Have you heard of “Diary of a Wimpy Kid?”, or “Big Nate”? If not, hit the bookstore and get reading… because they’re a total hoot.
But they are also part of a growing trend towards the use of Graphic Novels in early childhood literacy.
What are Graphic Novels and Why Do Piano Teachers Care?
Graphic Novels are books that have a very strong visual component built around the text.
Graphic Novels have been shown to increase motivation, engage reluctant readers and help struggling readers who need cues while reading (they can look to the pictures for assistance).
These are all very good things if you are an elementary teacher!… And all very good things if you can capitalize on this trend as a piano teacher too!
So, let’s see how we can make this happen…
How To Bring the Graphic Novel Craze Into Piano Lessons?
1. Use the pictures already in your method book, but expand upon them. Most (good) method books for young students also have pictures. Get your student engaged in the piece by first talking about the picture. But, let’s face it… these pictures aren’t always the most exciting thing to look at. So, allow her to expand upon the picture. Add speech bubbles, new stick-man characters etc.
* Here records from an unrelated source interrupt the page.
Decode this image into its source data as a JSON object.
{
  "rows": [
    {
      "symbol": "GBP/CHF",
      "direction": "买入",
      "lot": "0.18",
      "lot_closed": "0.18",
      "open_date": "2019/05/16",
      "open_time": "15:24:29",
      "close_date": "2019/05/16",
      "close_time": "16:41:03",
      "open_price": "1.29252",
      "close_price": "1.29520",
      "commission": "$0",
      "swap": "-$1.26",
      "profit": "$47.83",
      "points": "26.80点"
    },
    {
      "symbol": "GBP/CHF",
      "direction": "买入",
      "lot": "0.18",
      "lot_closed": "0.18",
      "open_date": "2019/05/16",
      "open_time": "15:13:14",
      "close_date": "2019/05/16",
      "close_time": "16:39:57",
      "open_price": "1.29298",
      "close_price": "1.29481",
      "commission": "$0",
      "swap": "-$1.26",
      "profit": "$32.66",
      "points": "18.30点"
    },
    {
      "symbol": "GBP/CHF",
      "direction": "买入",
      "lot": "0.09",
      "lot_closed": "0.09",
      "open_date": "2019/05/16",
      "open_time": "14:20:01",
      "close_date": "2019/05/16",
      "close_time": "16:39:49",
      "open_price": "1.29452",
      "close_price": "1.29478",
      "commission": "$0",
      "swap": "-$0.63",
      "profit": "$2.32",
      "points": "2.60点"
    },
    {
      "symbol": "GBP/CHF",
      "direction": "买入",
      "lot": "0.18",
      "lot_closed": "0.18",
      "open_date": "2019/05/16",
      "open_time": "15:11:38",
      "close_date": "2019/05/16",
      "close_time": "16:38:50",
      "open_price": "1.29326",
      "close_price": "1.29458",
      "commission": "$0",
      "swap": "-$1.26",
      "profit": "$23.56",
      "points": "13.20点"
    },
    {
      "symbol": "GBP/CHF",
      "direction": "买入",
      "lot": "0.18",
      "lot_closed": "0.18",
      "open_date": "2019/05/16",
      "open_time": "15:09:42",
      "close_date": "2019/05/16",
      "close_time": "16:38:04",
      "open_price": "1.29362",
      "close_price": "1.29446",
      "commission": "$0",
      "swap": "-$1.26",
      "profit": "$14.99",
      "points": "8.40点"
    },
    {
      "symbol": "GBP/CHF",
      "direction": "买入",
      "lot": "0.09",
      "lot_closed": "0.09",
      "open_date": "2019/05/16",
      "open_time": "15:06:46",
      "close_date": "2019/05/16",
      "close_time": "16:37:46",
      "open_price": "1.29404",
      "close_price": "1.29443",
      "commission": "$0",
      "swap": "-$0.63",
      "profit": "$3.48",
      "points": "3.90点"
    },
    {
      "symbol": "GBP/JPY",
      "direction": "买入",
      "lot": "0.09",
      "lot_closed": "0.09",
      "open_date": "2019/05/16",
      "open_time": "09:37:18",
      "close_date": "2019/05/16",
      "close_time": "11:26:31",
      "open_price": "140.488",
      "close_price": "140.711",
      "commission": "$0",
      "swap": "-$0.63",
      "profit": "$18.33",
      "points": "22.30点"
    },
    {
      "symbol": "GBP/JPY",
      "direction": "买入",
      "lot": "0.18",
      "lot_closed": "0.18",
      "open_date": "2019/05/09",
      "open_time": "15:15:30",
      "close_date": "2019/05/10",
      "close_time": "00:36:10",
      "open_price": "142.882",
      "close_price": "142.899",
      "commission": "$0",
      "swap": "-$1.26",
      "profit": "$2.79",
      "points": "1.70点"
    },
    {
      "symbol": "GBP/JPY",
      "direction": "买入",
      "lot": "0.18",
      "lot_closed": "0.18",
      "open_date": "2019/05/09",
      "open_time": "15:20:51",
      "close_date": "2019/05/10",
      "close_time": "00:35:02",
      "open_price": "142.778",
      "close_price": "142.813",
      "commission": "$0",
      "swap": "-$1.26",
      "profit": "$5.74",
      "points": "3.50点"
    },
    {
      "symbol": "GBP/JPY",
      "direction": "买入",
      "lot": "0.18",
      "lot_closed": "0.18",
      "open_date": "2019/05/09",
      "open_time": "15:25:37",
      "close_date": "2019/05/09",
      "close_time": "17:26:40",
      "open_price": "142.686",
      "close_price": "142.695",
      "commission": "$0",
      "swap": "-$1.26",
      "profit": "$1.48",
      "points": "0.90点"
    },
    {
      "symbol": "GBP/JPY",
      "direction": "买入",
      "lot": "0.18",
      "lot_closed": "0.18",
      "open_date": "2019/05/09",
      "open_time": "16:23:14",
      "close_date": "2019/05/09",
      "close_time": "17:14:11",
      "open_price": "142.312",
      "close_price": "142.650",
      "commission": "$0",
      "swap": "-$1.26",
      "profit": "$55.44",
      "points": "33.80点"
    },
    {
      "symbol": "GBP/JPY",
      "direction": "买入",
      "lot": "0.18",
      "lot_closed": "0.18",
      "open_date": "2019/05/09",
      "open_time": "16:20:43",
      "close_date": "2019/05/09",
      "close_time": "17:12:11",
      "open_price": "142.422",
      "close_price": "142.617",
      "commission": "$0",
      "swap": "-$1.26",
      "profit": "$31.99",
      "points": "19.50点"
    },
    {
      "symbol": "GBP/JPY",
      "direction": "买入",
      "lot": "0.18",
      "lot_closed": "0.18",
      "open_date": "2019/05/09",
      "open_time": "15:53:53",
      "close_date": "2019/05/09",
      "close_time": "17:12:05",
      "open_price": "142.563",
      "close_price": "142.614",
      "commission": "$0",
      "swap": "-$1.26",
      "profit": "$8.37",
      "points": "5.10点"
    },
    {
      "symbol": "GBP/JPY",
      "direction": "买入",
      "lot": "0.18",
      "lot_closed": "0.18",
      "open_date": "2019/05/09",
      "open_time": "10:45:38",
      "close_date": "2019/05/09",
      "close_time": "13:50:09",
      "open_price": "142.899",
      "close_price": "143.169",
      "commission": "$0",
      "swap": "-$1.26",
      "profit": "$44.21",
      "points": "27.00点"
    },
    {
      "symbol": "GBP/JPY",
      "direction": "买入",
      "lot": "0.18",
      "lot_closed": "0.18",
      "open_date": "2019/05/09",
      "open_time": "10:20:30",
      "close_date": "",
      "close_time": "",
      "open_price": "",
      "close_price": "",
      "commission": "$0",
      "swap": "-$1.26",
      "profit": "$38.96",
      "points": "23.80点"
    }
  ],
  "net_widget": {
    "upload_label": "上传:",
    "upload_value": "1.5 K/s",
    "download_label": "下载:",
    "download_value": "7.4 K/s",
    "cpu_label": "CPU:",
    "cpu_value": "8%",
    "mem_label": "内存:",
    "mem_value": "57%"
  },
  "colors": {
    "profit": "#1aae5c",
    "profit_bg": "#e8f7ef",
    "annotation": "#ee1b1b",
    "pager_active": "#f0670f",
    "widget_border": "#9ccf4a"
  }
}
Let her imagination run wild, but direct her with some musical ideas… ask “What do you think the tempo of this piece will be?”, “Do you think this piece will be major or minor”, “What are some descriptive words you would use to describe how this music may sound?”. Her answers can help her to elaborate on the picture and also serve to make some connections before she even starts playing.
If your method book is a bit “sparse” in the visual-appeal department, check out our WunderKeys method books. Our story-based approach captures piano students’ imaginations like you’ve never seen (can anyone say MORE practice?!)
2. Have your student create a “comic strip” above their music. Does his music sound as though something is running, or jumping, or… sleeping? Help him draw a mini-comic above to encourage expressive playing, as a reminder of dynamics, and to engage his busy mind while playing.
3. Give the notes a voice. One student of mine gave me this idea and I’ve used it for years. When an F# just kept coming out as a natural, he got fed up and drew a speech bubble coming out of the note head. He scrawled “Hey… I’m an F# Dude!” in the speech bubble. We had a good laugh and it was fixed… forever. Note heads in my students’ music often are given “a voice” with speech bubbles… cranking up the fun graphic-factor in their music.
4. Check out The Adventures of Fearless Fortissimo. A teacher wrote to us recently after giving her student this comic-based piano book and said “This week, as I walked up the sidewalk to his home, I was met by the most amazing performance I have ever heard from him! Both hands were excellent, and he concluded the piece with a ritardando and diminuendo that wasn’t written in, and made it sound great! I helped him understand the accents and the cresc-dim signs and accent marks, which we didn’t cover last week, and he applied them for one more performance. What a difference.”
If you’re interested in The Adventures of Fearless Fortissimo click to learn more. Each book comes with a story and 3-page full-color comic enabling your action-obsessed students to all get involved in the graphic piano book excitement!